Data entries:

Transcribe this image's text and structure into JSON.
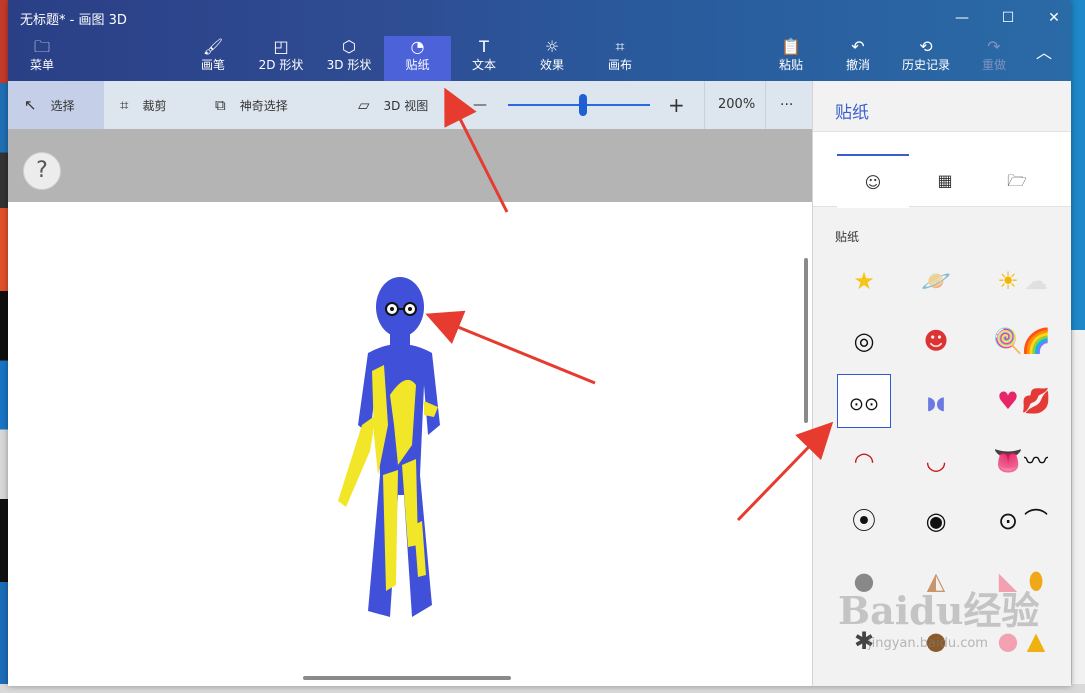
{
  "window": {
    "title": "无标题* - 画图 3D"
  },
  "window_controls": {
    "minimize": "—",
    "maximize": "☐",
    "close": "✕"
  },
  "ribbon": {
    "menu": "菜单",
    "brushes": "画笔",
    "shapes2d": "2D 形状",
    "shapes3d": "3D 形状",
    "stickers": "贴纸",
    "text": "文本",
    "effects": "效果",
    "canvas": "画布",
    "paste": "粘贴",
    "undo": "撤消",
    "history": "历史记录",
    "redo": "重做",
    "collapse": "︿"
  },
  "toolbar": {
    "select": "选择",
    "crop": "裁剪",
    "magic_select": "神奇选择",
    "view3d": "3D 视图",
    "zoom_out": "—",
    "zoom_in": "+",
    "zoom_level": "200%",
    "more": "···"
  },
  "canvas": {
    "help": "?"
  },
  "panel": {
    "title": "贴纸",
    "section_label": "贴纸",
    "tabs": [
      {
        "name": "stickers",
        "icon": "sticker-icon"
      },
      {
        "name": "textures",
        "icon": "texture-icon"
      },
      {
        "name": "custom",
        "icon": "folder-icon"
      }
    ],
    "selected_sticker": "glasses"
  },
  "watermark": {
    "main": "Baidu经验",
    "sub": "jingyan.baidu.com"
  },
  "colors": {
    "accent": "#3a5fcd",
    "ribbon": "#2f4c93",
    "figure_blue": "#4150d8",
    "figure_yellow": "#f2e629",
    "arrow": "#e63b2e"
  }
}
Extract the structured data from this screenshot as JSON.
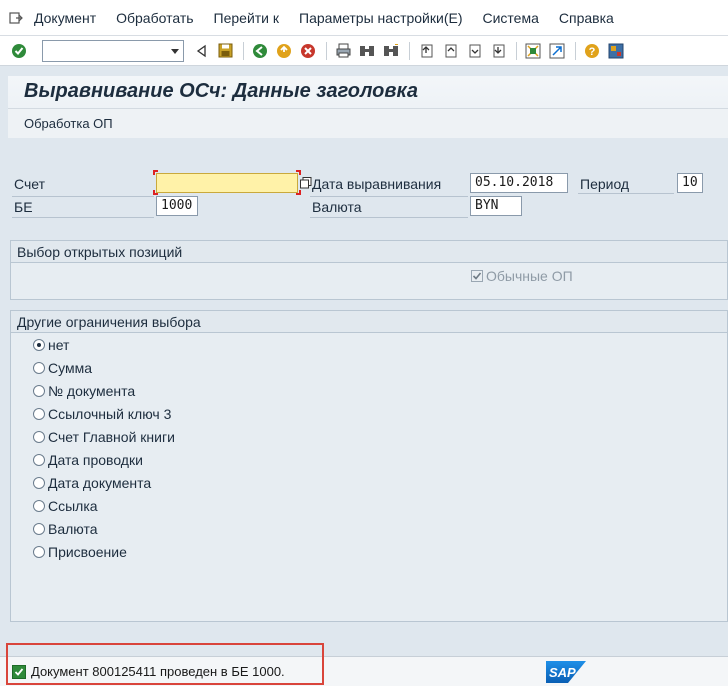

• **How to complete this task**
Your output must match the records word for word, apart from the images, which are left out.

• **Task solution**
Transcribe this image's text and structure into JSON.
{
  "window": {
    "title": "无标题* - 画图 3D"
  },
  "window_controls": {
    "minimize": "—",
    "maximize": "☐",
    "close": "✕"
  },
  "ribbon": {
    "menu": "菜单",
    "brushes": "画笔",
    "shapes2d": "2D 形状",
    "shapes3d": "3D 形状",
    "stickers": "贴纸",
    "text": "文本",
    "effects": "效果",
    "canvas": "画布",
    "paste": "粘贴",
    "undo": "撤消",
    "history": "历史记录",
    "redo": "重做",
    "collapse": "︿"
  },
  "toolbar": {
    "select": "选择",
    "crop": "裁剪",
    "magic_select": "神奇选择",
    "view3d": "3D 视图",
    "zoom_out": "—",
    "zoom_in": "+",
    "zoom_level": "200%",
    "more": "···"
  },
  "canvas": {
    "help": "?"
  },
  "panel": {
    "title": "贴纸",
    "section_label": "贴纸",
    "tabs": [
      {
        "name": "stickers",
        "icon": "sticker-icon"
      },
      {
        "name": "textures",
        "icon": "texture-icon"
      },
      {
        "name": "custom",
        "icon": "folder-icon"
      }
    ],
    "selected_sticker": "glasses"
  },
  "watermark": {
    "main": "Baidu经验",
    "sub": "jingyan.baidu.com"
  },
  "colors": {
    "accent": "#3a5fcd",
    "ribbon": "#2f4c93",
    "figure_blue": "#4150d8",
    "figure_yellow": "#f2e629",
    "arrow": "#e63b2e"
  }
}
Extract the structured data from this screenshot as JSON.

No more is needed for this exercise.